Exercise goal: Nothing should appear in the answer except the lines from the one containing "Transcribe this image's" through the end of the records below, written out exactly.

** Records shown follows **

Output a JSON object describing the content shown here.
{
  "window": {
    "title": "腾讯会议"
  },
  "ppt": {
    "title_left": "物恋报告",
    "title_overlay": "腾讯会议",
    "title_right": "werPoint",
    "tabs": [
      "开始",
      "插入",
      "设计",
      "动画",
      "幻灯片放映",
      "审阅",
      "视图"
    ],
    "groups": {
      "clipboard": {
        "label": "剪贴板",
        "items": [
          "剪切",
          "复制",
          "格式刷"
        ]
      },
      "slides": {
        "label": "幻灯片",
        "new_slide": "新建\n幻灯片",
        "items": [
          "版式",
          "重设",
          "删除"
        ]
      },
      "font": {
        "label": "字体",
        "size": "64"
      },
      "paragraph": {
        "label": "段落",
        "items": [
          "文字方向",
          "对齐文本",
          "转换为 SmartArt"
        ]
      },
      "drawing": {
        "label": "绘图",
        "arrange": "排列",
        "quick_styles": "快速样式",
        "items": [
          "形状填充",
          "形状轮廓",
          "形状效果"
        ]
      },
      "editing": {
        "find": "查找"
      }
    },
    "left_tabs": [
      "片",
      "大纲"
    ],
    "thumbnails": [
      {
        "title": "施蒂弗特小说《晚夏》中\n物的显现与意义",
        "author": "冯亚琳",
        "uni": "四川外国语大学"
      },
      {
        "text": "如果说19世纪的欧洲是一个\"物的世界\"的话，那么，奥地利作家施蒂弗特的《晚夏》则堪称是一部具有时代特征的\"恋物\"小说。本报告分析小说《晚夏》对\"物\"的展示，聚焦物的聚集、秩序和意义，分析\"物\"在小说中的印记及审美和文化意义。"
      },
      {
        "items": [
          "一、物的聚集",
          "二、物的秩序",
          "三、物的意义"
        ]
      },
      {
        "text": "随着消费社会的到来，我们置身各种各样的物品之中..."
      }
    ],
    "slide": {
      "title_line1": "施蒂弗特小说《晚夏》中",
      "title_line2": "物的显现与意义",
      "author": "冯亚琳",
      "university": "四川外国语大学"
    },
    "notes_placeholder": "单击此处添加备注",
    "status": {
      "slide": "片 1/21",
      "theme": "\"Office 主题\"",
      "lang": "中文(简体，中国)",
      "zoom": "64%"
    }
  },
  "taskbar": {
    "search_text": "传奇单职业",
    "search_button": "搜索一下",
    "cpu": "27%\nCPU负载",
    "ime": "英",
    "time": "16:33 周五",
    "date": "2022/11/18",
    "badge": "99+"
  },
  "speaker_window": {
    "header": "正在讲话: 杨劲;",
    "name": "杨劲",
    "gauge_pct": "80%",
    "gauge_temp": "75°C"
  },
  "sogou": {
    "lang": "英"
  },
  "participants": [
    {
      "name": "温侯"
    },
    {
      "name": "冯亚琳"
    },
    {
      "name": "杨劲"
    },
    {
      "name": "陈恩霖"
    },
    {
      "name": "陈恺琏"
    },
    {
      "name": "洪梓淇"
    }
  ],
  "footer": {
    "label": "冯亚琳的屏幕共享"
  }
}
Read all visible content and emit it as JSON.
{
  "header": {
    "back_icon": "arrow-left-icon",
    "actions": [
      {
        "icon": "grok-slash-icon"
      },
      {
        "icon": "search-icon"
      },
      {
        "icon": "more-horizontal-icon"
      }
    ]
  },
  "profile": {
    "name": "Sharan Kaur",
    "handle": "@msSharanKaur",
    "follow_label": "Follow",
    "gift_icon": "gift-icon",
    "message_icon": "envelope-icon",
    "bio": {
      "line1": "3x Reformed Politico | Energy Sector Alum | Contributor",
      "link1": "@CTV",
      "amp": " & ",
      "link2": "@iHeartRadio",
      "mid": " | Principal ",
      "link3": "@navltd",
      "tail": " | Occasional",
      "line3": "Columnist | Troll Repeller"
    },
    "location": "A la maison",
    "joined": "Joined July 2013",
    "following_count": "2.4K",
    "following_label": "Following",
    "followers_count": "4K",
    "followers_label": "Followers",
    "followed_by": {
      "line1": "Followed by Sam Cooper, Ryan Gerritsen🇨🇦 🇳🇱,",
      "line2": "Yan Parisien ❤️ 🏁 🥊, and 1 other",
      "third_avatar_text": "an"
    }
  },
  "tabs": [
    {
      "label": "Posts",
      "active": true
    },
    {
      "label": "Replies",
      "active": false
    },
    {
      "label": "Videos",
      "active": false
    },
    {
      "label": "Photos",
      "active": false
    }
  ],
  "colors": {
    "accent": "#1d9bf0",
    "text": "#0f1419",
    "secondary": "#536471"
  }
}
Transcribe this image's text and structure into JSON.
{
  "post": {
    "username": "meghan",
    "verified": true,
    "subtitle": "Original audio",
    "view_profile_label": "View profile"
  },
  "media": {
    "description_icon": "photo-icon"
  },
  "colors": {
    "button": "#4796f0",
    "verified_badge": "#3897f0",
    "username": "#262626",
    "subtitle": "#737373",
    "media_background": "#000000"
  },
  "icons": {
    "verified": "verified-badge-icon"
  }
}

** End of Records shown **

Result for this exercise:
Transcribe this image's text and structure into JSON.
{
  "post": {
    "username": "meghan",
    "verified": true,
    "subtitle": "Original audio",
    "view_profile_label": "View profile"
  },
  "media": {
    "description_icon": "photo-icon"
  },
  "colors": {
    "button": "#4796f0",
    "verified_badge": "#3897f0",
    "username": "#262626",
    "subtitle": "#737373",
    "media_background": "#000000"
  },
  "icons": {
    "verified": "verified-badge-icon"
  }
}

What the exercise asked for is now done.